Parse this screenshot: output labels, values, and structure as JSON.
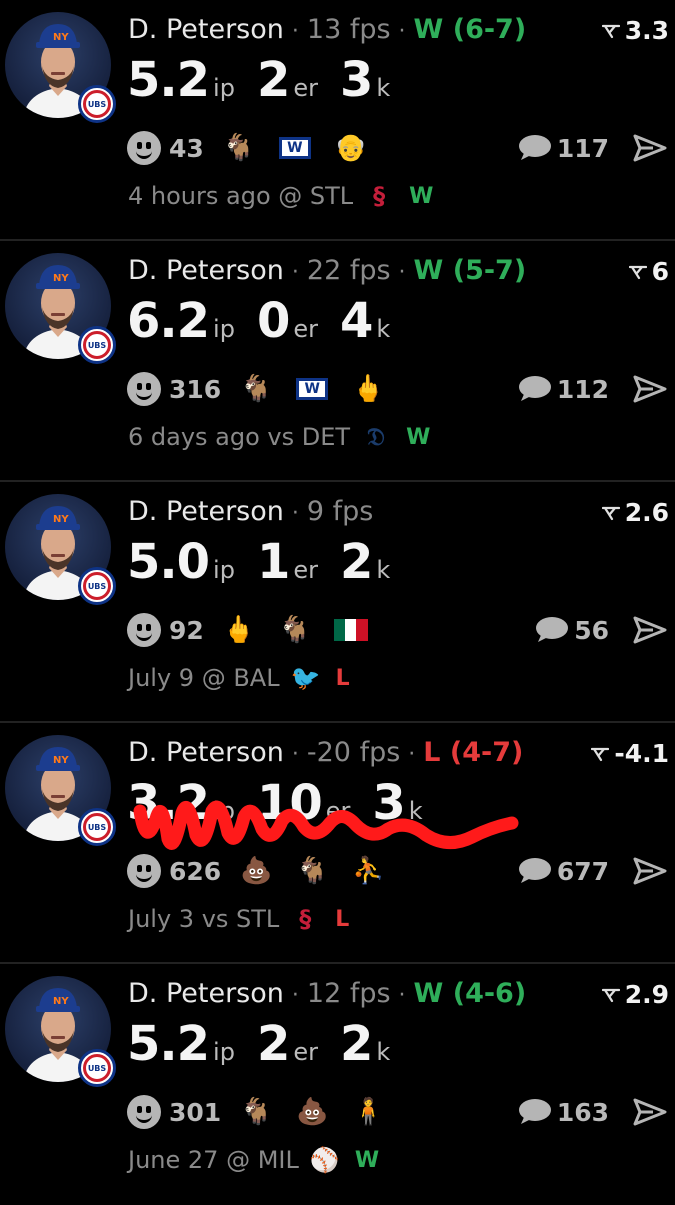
{
  "feed": [
    {
      "name": "D. Peterson",
      "fps": "13 fps",
      "decision": "W (6-7)",
      "decision_type": "W",
      "rating": "3.3",
      "ip": "5.2",
      "ip_unit": "ip",
      "er": "2",
      "er_unit": "er",
      "k": "3",
      "k_unit": "k",
      "smile_count": "43",
      "emojis": [
        "goat",
        "cubs-w-flag",
        "old-man"
      ],
      "comments": "117",
      "when": "4 hours ago @ STL",
      "opp_logo": "STL",
      "opp_color": "#c41e3a",
      "result": "W",
      "result_color": "#2fae5a"
    },
    {
      "name": "D. Peterson",
      "fps": "22 fps",
      "decision": "W (5-7)",
      "decision_type": "W",
      "rating": "6",
      "ip": "6.2",
      "ip_unit": "ip",
      "er": "0",
      "er_unit": "er",
      "k": "4",
      "k_unit": "k",
      "smile_count": "316",
      "emojis": [
        "goat",
        "cubs-w-flag",
        "middle-finger"
      ],
      "comments": "112",
      "when": "6 days ago vs DET",
      "opp_logo": "D",
      "opp_color": "#1b3c6b",
      "result": "W",
      "result_color": "#2fae5a"
    },
    {
      "name": "D. Peterson",
      "fps": "9 fps",
      "decision": "",
      "decision_type": "",
      "rating": "2.6",
      "ip": "5.0",
      "ip_unit": "ip",
      "er": "1",
      "er_unit": "er",
      "k": "2",
      "k_unit": "k",
      "smile_count": "92",
      "emojis": [
        "middle-finger",
        "goat",
        "mexico-flag"
      ],
      "comments": "56",
      "when": "July 9 @ BAL",
      "opp_logo": "BAL",
      "opp_color": "#df4601",
      "result": "L",
      "result_color": "#e53b3b"
    },
    {
      "name": "D. Peterson",
      "fps": "-20 fps",
      "decision": "L (4-7)",
      "decision_type": "L",
      "rating": "-4.1",
      "ip": "3.2",
      "ip_unit": "ip",
      "er": "10",
      "er_unit": "er",
      "k": "3",
      "k_unit": "k",
      "scribbled": true,
      "smile_count": "626",
      "emojis": [
        "poop",
        "goat",
        "lakers-player"
      ],
      "comments": "677",
      "when": "July 3 vs STL",
      "opp_logo": "STL",
      "opp_color": "#c41e3a",
      "result": "L",
      "result_color": "#e53b3b"
    },
    {
      "name": "D. Peterson",
      "fps": "12 fps",
      "decision": "W (4-6)",
      "decision_type": "W",
      "rating": "2.9",
      "ip": "5.2",
      "ip_unit": "ip",
      "er": "2",
      "er_unit": "er",
      "k": "2",
      "k_unit": "k",
      "smile_count": "301",
      "emojis": [
        "goat",
        "poop",
        "red-figure"
      ],
      "comments": "163",
      "when": "June 27 @ MIL",
      "opp_logo": "MIL",
      "opp_color": "#ffc52f",
      "result": "W",
      "result_color": "#2fae5a"
    }
  ],
  "colors": {
    "win": "#2fae5a",
    "loss": "#e53b3b",
    "muted": "#8a8a8a",
    "background": "#000000"
  },
  "icons": {
    "rating": "pitch-trajectory-icon",
    "reaction": "smile-face-icon",
    "comment": "speech-bubble-icon",
    "share": "send-arrow-icon"
  }
}
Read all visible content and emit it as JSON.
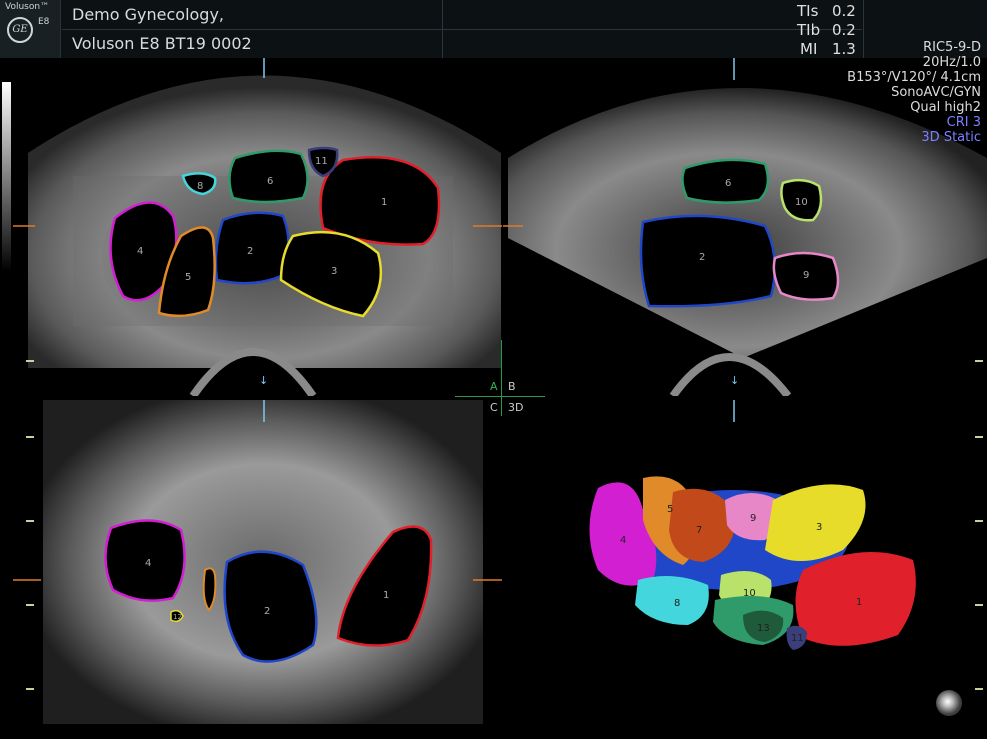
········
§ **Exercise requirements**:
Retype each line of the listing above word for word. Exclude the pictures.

§ **Task answer**:
Parse this screenshot: output labels, values, and structure as JSON.
{
  "feed": [
    {
      "name": "D. Peterson",
      "fps": "13 fps",
      "decision": "W (6-7)",
      "decision_type": "W",
      "rating": "3.3",
      "ip": "5.2",
      "ip_unit": "ip",
      "er": "2",
      "er_unit": "er",
      "k": "3",
      "k_unit": "k",
      "smile_count": "43",
      "emojis": [
        "goat",
        "cubs-w-flag",
        "old-man"
      ],
      "comments": "117",
      "when": "4 hours ago @ STL",
      "opp_logo": "STL",
      "opp_color": "#c41e3a",
      "result": "W",
      "result_color": "#2fae5a"
    },
    {
      "name": "D. Peterson",
      "fps": "22 fps",
      "decision": "W (5-7)",
      "decision_type": "W",
      "rating": "6",
      "ip": "6.2",
      "ip_unit": "ip",
      "er": "0",
      "er_unit": "er",
      "k": "4",
      "k_unit": "k",
      "smile_count": "316",
      "emojis": [
        "goat",
        "cubs-w-flag",
        "middle-finger"
      ],
      "comments": "112",
      "when": "6 days ago vs DET",
      "opp_logo": "D",
      "opp_color": "#1b3c6b",
      "result": "W",
      "result_color": "#2fae5a"
    },
    {
      "name": "D. Peterson",
      "fps": "9 fps",
      "decision": "",
      "decision_type": "",
      "rating": "2.6",
      "ip": "5.0",
      "ip_unit": "ip",
      "er": "1",
      "er_unit": "er",
      "k": "2",
      "k_unit": "k",
      "smile_count": "92",
      "emojis": [
        "middle-finger",
        "goat",
        "mexico-flag"
      ],
      "comments": "56",
      "when": "July 9 @ BAL",
      "opp_logo": "BAL",
      "opp_color": "#df4601",
      "result": "L",
      "result_color": "#e53b3b"
    },
    {
      "name": "D. Peterson",
      "fps": "-20 fps",
      "decision": "L (4-7)",
      "decision_type": "L",
      "rating": "-4.1",
      "ip": "3.2",
      "ip_unit": "ip",
      "er": "10",
      "er_unit": "er",
      "k": "3",
      "k_unit": "k",
      "scribbled": true,
      "smile_count": "626",
      "emojis": [
        "poop",
        "goat",
        "lakers-player"
      ],
      "comments": "677",
      "when": "July 3 vs STL",
      "opp_logo": "STL",
      "opp_color": "#c41e3a",
      "result": "L",
      "result_color": "#e53b3b"
    },
    {
      "name": "D. Peterson",
      "fps": "12 fps",
      "decision": "W (4-6)",
      "decision_type": "W",
      "rating": "2.9",
      "ip": "5.2",
      "ip_unit": "ip",
      "er": "2",
      "er_unit": "er",
      "k": "2",
      "k_unit": "k",
      "smile_count": "301",
      "emojis": [
        "goat",
        "poop",
        "red-figure"
      ],
      "comments": "163",
      "when": "June 27 @ MIL",
      "opp_logo": "MIL",
      "opp_color": "#ffc52f",
      "result": "W",
      "result_color": "#2fae5a"
    }
  ],
  "colors": {
    "win": "#2fae5a",
    "loss": "#e53b3b",
    "muted": "#8a8a8a",
    "background": "#000000"
  },
  "icons": {
    "rating": "pitch-trajectory-icon",
    "reaction": "smile-face-icon",
    "comment": "speech-bubble-icon",
    "share": "send-arrow-icon"
  }
}
Read all visible content and emit it as JSON.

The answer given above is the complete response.